In the records below, which lines include "Admin"? Copy them.

Dataset items
►

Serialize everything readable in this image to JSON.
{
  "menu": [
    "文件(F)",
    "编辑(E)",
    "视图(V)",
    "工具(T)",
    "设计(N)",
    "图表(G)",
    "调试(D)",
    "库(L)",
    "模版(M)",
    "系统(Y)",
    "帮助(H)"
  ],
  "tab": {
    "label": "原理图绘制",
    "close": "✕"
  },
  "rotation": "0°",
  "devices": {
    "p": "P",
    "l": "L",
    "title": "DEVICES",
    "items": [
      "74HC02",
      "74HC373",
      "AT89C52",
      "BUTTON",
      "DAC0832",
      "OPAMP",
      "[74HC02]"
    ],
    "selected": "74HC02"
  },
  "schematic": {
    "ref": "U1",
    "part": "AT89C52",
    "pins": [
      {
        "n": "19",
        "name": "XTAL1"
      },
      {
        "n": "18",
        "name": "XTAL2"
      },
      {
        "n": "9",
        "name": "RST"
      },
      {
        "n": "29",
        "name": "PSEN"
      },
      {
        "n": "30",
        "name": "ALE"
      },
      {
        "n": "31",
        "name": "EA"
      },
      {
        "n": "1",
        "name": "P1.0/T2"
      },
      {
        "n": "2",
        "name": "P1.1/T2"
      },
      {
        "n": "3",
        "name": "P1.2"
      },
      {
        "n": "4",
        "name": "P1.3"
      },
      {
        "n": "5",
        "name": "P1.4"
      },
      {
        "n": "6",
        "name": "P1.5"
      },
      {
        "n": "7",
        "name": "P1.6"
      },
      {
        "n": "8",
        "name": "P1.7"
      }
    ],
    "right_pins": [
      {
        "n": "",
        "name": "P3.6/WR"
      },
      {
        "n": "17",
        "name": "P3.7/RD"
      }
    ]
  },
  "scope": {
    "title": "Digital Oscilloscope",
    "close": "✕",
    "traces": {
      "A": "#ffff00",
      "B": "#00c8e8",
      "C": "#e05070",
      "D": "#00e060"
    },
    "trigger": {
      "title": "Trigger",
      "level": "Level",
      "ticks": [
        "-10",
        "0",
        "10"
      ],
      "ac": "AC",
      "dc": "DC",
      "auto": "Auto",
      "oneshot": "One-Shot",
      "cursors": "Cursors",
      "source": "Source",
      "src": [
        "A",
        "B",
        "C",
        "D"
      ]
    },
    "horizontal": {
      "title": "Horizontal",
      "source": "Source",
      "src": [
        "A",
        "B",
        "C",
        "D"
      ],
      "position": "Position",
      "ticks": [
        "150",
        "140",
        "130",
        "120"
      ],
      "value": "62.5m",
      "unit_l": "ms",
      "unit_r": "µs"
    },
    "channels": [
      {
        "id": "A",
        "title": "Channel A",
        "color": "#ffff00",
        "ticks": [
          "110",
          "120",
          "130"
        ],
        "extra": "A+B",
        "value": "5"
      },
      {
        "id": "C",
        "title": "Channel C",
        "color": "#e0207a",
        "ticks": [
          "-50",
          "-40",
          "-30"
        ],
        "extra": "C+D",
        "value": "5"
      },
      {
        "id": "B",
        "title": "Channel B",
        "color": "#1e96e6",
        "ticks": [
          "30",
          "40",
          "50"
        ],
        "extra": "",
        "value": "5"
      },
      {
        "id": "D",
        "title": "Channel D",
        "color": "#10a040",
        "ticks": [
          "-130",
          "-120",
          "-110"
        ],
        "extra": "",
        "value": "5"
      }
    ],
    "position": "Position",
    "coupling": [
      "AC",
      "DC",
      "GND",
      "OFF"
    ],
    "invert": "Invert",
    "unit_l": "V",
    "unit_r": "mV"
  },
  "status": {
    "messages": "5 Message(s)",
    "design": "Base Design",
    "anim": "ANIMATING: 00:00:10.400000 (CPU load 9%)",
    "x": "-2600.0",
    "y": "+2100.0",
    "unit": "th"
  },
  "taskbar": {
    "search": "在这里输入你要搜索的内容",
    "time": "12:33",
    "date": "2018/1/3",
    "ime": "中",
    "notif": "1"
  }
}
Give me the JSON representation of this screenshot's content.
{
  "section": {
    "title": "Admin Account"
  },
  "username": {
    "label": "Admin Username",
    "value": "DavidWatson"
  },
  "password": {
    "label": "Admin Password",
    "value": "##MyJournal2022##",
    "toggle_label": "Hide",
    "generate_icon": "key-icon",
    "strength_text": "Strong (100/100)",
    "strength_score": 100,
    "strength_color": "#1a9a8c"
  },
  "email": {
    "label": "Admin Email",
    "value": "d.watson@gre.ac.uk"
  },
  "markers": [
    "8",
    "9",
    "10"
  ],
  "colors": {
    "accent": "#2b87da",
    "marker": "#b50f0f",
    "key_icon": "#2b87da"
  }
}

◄

Answer space
    "title": "Admin Account"
    "label": "Admin Username",
    "label": "Admin Password",
    "label": "Admin Email",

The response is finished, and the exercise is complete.